> _WHAT IS NEEDED_
The required answer is the data below, restated word for word with images omitted.

> _DATA FOR THE TASK_
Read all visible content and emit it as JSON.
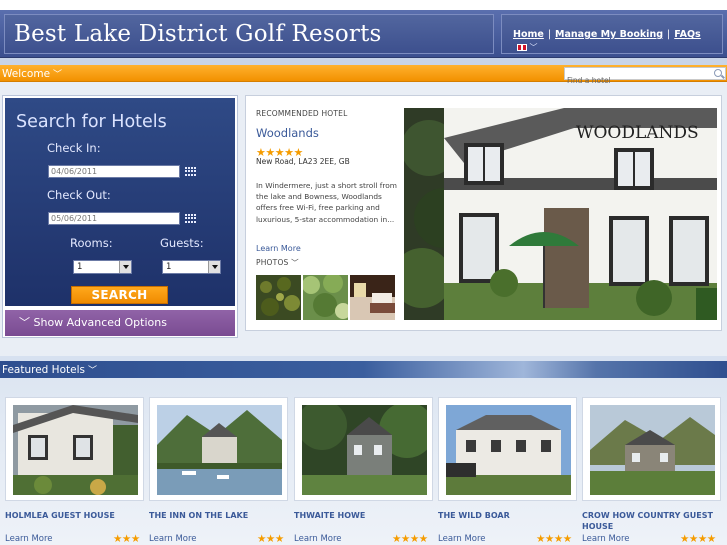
{
  "header": {
    "title": "Best Lake District Golf Resorts",
    "nav": [
      "Home",
      "Manage My Booking",
      "FAQs"
    ],
    "nav_separator": "|"
  },
  "welcome_bar": {
    "label": "Welcome",
    "search_placeholder": "Find a hotel"
  },
  "search_panel": {
    "title": "Search for Hotels",
    "check_in_label": "Check In:",
    "check_in_value": "04/06/2011",
    "check_out_label": "Check Out:",
    "check_out_value": "05/06/2011",
    "rooms_label": "Rooms:",
    "rooms_value": "1",
    "guests_label": "Guests:",
    "guests_value": "1",
    "search_button": "SEARCH",
    "advanced_label": "Show Advanced Options"
  },
  "recommended": {
    "tag": "RECOMMENDED HOTEL",
    "name": "Woodlands",
    "stars": "★★★★★",
    "star_count": 5,
    "address": "New Road, LA23 2EE, GB",
    "description": "In Windermere, just a short stroll from the lake and Bowness, Woodlands offers free Wi-Fi, free parking and luxurious, 5-star accommodation in...",
    "learn_more": "Learn More",
    "photos_label": "PHOTOS",
    "sign_text": "WOODLANDS"
  },
  "featured": {
    "label": "Featured Hotels",
    "hotels": [
      {
        "name": "HOLMLEA GUEST HOUSE",
        "learn_more": "Learn More",
        "stars": "★★★",
        "star_count": 3
      },
      {
        "name": "THE INN ON THE LAKE",
        "learn_more": "Learn More",
        "stars": "★★★",
        "star_count": 3
      },
      {
        "name": "THWAITE HOWE",
        "learn_more": "Learn More",
        "stars": "★★★★",
        "star_count": 4
      },
      {
        "name": "THE WILD BOAR",
        "learn_more": "Learn More",
        "stars": "★★★★",
        "star_count": 4
      },
      {
        "name": "CROW HOW COUNTRY GUEST HOUSE",
        "learn_more": "Learn More",
        "stars": "★★★★",
        "star_count": 4
      }
    ]
  },
  "colors": {
    "header_blue": "#3b4f8f",
    "accent_orange": "#f29100",
    "link_blue": "#3b5a99",
    "star_gold": "#f59c00",
    "advanced_purple": "#7a4b92"
  }
}
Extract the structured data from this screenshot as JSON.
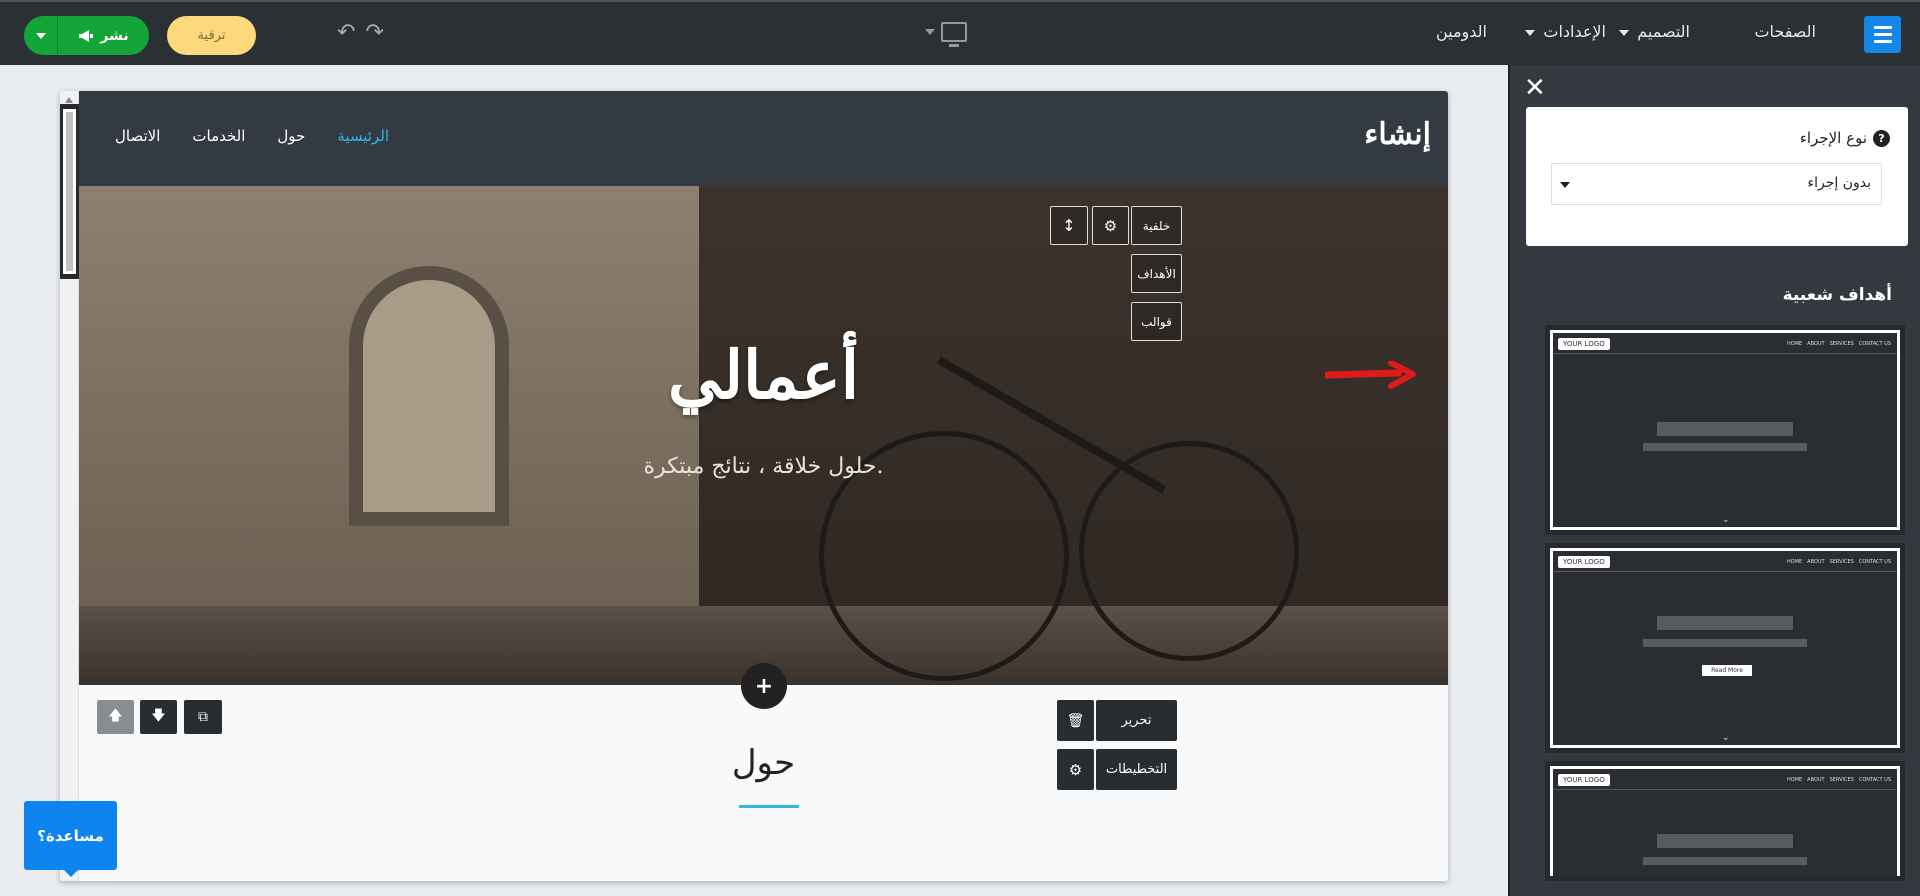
{
  "topbar": {
    "nav": {
      "pages": "الصفحات",
      "design": "التصميم",
      "settings": "الإعدادات",
      "domain": "الدومين"
    },
    "upgrade": "ترقية",
    "publish": "نشر",
    "undo_icon": "↶",
    "redo_icon": "↷",
    "brand_color": "#1387e8",
    "publish_color": "#13a538"
  },
  "site": {
    "logo": "إنشاء",
    "nav": [
      "الرئيسية",
      "حول",
      "الخدمات",
      "الاتصال"
    ],
    "hero_title": "أعمالي",
    "hero_subtitle": "حلول خلاقة ، نتائج مبتكرة.",
    "section_buttons": {
      "background": "خلفية",
      "targets": "الأهداف",
      "templates": "قوالب",
      "settings_icon": "⚙",
      "resize_icon": "↕"
    },
    "add_icon": "+",
    "about_title": "حول",
    "about_buttons": {
      "edit": "تحرير",
      "layouts": "التخطيطات",
      "delete_icon": "🗑",
      "settings_icon": "⚙",
      "up_icon": "🡅",
      "down_icon": "🡇",
      "copy_icon": "⧉"
    },
    "accent_color": "#33b5e5"
  },
  "help": {
    "label": "مساعدة؟"
  },
  "panel": {
    "close_icon": "✕",
    "action_type_label": "نوع الإجراء",
    "help_icon": "?",
    "action_value": "بدون إجراء",
    "popular_title": "أهداف شعبية",
    "thumb": {
      "logo": "YOUR LOGO",
      "nav": [
        "HOME",
        "ABOUT",
        "SERVICES",
        "CONTACT US"
      ],
      "read_more": "Read More",
      "chevron": "⌄"
    }
  }
}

> _ANSWER SECTION_
Read all visible content and emit it as JSON.
{
  "header": {
    "title": "Best Lake District Golf Resorts",
    "nav": [
      "Home",
      "Manage My Booking",
      "FAQs"
    ],
    "nav_separator": "|"
  },
  "welcome_bar": {
    "label": "Welcome",
    "search_placeholder": "Find a hotel"
  },
  "search_panel": {
    "title": "Search for Hotels",
    "check_in_label": "Check In:",
    "check_in_value": "04/06/2011",
    "check_out_label": "Check Out:",
    "check_out_value": "05/06/2011",
    "rooms_label": "Rooms:",
    "rooms_value": "1",
    "guests_label": "Guests:",
    "guests_value": "1",
    "search_button": "SEARCH",
    "advanced_label": "Show Advanced Options"
  },
  "recommended": {
    "tag": "RECOMMENDED HOTEL",
    "name": "Woodlands",
    "stars": "★★★★★",
    "star_count": 5,
    "address": "New Road, LA23 2EE, GB",
    "description": "In Windermere, just a short stroll from the lake and Bowness, Woodlands offers free Wi-Fi, free parking and luxurious, 5-star accommodation in...",
    "learn_more": "Learn More",
    "photos_label": "PHOTOS",
    "sign_text": "WOODLANDS"
  },
  "featured": {
    "label": "Featured Hotels",
    "hotels": [
      {
        "name": "HOLMLEA GUEST HOUSE",
        "learn_more": "Learn More",
        "stars": "★★★",
        "star_count": 3
      },
      {
        "name": "THE INN ON THE LAKE",
        "learn_more": "Learn More",
        "stars": "★★★",
        "star_count": 3
      },
      {
        "name": "THWAITE HOWE",
        "learn_more": "Learn More",
        "stars": "★★★★",
        "star_count": 4
      },
      {
        "name": "THE WILD BOAR",
        "learn_more": "Learn More",
        "stars": "★★★★",
        "star_count": 4
      },
      {
        "name": "CROW HOW COUNTRY GUEST HOUSE",
        "learn_more": "Learn More",
        "stars": "★★★★",
        "star_count": 4
      }
    ]
  },
  "colors": {
    "header_blue": "#3b4f8f",
    "accent_orange": "#f29100",
    "link_blue": "#3b5a99",
    "star_gold": "#f59c00",
    "advanced_purple": "#7a4b92"
  }
}
Extract the structured data from this screenshot as JSON.
{
  "topbar": {
    "nav": {
      "pages": "الصفحات",
      "design": "التصميم",
      "settings": "الإعدادات",
      "domain": "الدومين"
    },
    "upgrade": "ترقية",
    "publish": "نشر",
    "undo_icon": "↶",
    "redo_icon": "↷",
    "brand_color": "#1387e8",
    "publish_color": "#13a538"
  },
  "site": {
    "logo": "إنشاء",
    "nav": [
      "الرئيسية",
      "حول",
      "الخدمات",
      "الاتصال"
    ],
    "hero_title": "أعمالي",
    "hero_subtitle": "حلول خلاقة ، نتائج مبتكرة.",
    "section_buttons": {
      "background": "خلفية",
      "targets": "الأهداف",
      "templates": "قوالب",
      "settings_icon": "⚙",
      "resize_icon": "↕"
    },
    "add_icon": "+",
    "about_title": "حول",
    "about_buttons": {
      "edit": "تحرير",
      "layouts": "التخطيطات",
      "delete_icon": "🗑",
      "settings_icon": "⚙",
      "up_icon": "🡅",
      "down_icon": "🡇",
      "copy_icon": "⧉"
    },
    "accent_color": "#33b5e5"
  },
  "help": {
    "label": "مساعدة؟"
  },
  "panel": {
    "close_icon": "✕",
    "action_type_label": "نوع الإجراء",
    "help_icon": "?",
    "action_value": "بدون إجراء",
    "popular_title": "أهداف شعبية",
    "thumb": {
      "logo": "YOUR LOGO",
      "nav": [
        "HOME",
        "ABOUT",
        "SERVICES",
        "CONTACT US"
      ],
      "read_more": "Read More",
      "chevron": "⌄"
    }
  }
}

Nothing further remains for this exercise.